Collected data entries:
*** Block opens ***
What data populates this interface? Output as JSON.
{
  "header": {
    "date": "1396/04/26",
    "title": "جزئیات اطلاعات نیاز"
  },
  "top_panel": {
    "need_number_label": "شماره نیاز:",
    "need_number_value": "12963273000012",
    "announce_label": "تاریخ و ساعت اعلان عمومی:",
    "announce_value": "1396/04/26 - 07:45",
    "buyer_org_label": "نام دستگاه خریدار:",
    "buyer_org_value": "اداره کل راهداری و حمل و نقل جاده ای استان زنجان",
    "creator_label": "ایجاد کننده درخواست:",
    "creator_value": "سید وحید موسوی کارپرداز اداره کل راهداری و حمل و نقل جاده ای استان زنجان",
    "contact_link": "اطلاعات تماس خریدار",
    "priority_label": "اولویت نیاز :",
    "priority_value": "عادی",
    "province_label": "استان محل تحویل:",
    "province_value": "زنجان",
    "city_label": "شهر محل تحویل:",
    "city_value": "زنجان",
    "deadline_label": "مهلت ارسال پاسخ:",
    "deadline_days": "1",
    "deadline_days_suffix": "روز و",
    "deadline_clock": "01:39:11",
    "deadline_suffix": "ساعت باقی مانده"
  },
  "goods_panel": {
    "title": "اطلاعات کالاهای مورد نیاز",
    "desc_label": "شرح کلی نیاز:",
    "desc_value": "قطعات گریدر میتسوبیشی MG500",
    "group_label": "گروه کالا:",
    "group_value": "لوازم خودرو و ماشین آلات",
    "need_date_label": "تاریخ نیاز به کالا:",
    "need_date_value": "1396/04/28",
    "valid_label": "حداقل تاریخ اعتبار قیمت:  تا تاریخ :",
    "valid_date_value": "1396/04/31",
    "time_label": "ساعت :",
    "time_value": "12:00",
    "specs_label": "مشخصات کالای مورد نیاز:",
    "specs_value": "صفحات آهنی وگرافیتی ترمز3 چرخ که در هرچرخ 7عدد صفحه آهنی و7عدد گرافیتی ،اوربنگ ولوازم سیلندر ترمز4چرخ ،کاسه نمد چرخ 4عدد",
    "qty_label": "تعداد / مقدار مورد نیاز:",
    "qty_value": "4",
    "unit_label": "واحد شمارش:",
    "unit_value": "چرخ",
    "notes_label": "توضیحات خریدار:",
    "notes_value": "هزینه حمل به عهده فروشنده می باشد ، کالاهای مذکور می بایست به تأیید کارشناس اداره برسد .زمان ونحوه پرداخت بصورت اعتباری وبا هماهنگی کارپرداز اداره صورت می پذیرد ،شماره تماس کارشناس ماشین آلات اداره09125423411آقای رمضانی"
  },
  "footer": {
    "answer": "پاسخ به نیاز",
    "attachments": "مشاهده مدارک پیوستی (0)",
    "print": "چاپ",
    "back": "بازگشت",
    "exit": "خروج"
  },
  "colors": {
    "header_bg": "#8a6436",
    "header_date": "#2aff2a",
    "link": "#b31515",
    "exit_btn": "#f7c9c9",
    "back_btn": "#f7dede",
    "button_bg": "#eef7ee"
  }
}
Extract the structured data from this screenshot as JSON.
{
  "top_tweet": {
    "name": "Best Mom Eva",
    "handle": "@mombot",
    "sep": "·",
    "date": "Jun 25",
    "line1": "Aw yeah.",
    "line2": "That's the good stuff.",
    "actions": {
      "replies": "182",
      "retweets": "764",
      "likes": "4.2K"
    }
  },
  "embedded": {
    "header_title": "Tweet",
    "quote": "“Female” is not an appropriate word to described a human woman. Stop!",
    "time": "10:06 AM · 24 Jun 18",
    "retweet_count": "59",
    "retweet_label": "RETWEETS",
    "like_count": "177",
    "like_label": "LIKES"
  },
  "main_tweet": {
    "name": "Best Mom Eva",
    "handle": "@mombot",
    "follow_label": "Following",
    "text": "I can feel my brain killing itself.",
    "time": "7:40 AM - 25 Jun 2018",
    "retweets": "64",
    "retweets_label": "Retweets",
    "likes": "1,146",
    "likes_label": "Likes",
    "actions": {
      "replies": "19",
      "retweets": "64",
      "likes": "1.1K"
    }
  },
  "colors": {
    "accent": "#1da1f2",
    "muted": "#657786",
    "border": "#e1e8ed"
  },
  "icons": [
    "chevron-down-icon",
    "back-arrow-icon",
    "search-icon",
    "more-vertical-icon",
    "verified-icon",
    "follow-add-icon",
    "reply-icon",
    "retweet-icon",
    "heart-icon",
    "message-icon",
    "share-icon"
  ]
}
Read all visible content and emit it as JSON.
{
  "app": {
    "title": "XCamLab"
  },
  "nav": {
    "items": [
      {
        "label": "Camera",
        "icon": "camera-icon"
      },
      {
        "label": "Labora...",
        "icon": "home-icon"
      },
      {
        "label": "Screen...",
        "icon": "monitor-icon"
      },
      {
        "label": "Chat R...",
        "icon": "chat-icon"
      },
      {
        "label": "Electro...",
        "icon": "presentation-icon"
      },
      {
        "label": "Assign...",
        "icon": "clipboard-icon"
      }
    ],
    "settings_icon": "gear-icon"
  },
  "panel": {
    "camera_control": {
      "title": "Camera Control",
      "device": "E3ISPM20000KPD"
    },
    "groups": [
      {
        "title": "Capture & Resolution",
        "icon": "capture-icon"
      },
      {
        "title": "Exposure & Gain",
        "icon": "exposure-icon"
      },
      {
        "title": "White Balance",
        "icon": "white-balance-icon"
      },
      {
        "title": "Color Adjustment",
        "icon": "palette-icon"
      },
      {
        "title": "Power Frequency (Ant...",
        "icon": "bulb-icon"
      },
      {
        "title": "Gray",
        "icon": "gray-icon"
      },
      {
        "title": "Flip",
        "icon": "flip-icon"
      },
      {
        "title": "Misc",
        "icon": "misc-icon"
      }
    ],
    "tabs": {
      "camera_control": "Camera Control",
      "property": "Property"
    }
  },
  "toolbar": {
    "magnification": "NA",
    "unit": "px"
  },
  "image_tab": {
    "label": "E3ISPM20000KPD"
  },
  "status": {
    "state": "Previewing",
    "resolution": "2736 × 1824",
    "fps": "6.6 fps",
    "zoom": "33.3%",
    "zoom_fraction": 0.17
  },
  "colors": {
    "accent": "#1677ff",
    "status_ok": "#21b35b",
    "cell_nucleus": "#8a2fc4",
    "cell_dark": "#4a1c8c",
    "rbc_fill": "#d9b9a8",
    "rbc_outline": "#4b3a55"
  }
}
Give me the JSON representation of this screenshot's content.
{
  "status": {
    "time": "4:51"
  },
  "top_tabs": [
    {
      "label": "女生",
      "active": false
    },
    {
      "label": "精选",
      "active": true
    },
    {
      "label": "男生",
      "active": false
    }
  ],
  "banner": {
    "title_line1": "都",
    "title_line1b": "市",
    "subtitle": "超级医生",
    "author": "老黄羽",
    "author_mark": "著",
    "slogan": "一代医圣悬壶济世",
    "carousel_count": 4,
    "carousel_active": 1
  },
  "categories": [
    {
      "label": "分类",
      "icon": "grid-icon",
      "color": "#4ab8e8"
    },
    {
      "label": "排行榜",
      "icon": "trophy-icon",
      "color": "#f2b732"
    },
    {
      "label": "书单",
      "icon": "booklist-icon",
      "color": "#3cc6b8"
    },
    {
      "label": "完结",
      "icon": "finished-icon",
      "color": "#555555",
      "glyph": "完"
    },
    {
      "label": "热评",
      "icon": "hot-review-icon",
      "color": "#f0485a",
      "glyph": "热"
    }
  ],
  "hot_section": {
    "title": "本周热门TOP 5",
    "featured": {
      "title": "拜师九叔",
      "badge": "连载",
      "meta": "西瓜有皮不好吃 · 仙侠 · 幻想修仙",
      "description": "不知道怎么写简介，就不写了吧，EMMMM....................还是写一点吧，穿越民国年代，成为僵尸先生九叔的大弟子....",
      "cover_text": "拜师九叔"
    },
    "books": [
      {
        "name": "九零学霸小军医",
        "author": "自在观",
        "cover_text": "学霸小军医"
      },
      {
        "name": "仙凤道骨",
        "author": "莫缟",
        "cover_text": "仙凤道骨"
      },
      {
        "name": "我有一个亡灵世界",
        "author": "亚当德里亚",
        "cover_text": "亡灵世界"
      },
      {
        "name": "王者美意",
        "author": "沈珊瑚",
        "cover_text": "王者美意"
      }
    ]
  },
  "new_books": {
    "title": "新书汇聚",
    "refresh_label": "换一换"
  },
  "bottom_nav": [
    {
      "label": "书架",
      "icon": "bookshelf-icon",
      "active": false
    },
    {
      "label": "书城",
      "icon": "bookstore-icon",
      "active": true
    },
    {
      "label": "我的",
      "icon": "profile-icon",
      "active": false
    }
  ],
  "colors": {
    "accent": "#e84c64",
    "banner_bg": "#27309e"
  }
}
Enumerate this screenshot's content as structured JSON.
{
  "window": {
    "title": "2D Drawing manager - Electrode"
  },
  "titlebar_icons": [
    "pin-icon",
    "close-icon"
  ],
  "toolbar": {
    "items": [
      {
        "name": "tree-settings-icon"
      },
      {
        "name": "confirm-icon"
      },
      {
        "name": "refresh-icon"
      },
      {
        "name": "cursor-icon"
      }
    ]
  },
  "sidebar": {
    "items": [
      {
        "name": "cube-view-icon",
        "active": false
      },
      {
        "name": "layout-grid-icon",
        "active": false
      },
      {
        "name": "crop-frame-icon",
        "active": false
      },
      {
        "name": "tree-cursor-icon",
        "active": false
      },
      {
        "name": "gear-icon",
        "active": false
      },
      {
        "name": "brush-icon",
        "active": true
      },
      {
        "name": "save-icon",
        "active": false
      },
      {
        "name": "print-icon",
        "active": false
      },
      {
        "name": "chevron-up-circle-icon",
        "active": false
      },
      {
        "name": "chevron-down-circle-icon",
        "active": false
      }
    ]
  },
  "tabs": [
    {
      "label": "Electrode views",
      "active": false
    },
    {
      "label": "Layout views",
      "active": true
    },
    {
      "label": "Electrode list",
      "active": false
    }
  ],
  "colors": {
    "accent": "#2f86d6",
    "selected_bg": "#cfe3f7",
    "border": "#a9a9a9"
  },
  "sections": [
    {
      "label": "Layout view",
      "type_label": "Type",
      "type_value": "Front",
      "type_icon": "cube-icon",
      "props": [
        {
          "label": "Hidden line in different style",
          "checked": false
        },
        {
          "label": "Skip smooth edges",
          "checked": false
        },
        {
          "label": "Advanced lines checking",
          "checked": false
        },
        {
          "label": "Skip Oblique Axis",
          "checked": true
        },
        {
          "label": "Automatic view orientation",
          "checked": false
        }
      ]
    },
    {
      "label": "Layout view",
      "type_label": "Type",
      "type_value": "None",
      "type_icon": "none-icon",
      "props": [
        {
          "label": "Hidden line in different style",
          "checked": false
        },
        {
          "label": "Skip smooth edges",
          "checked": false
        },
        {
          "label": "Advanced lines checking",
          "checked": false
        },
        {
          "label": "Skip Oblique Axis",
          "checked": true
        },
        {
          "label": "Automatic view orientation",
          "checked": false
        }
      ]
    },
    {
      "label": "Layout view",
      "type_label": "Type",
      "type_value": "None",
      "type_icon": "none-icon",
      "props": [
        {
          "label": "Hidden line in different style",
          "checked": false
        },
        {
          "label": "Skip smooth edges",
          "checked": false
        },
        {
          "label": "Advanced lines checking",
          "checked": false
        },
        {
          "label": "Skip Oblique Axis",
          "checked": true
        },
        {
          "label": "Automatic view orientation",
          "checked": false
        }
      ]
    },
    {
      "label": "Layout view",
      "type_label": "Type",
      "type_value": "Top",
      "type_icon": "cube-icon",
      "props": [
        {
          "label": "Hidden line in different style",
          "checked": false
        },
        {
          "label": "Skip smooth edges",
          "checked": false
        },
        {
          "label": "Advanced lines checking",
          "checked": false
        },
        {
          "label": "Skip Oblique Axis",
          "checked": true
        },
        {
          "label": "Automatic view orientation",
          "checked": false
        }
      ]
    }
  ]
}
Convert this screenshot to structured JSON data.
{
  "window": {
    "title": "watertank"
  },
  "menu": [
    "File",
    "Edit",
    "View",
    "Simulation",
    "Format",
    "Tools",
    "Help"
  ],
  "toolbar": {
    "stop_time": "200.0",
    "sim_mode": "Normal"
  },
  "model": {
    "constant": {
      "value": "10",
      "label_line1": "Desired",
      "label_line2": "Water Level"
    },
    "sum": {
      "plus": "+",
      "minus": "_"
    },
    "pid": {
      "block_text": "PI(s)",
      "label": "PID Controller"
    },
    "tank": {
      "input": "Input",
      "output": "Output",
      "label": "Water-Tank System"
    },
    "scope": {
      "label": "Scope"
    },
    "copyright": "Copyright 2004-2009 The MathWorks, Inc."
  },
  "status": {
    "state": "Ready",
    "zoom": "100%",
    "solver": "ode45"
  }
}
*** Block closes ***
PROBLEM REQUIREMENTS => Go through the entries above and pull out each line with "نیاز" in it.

OUTPUT =>
    "title": "جزئیات اطلاعات نیاز"
    "need_number_label": "شماره نیاز:",
    "priority_label": "اولویت نیاز :",
    "title": "اطلاعات کالاهای مورد نیاز",
    "desc_label": "شرح کلی نیاز:",
    "need_date_label": "تاریخ نیاز به کالا:",
    "specs_label": "مشخصات کالای مورد نیاز:",
    "qty_label": "تعداد / مقدار مورد نیاز:",
    "answer": "پاسخ به نیاز",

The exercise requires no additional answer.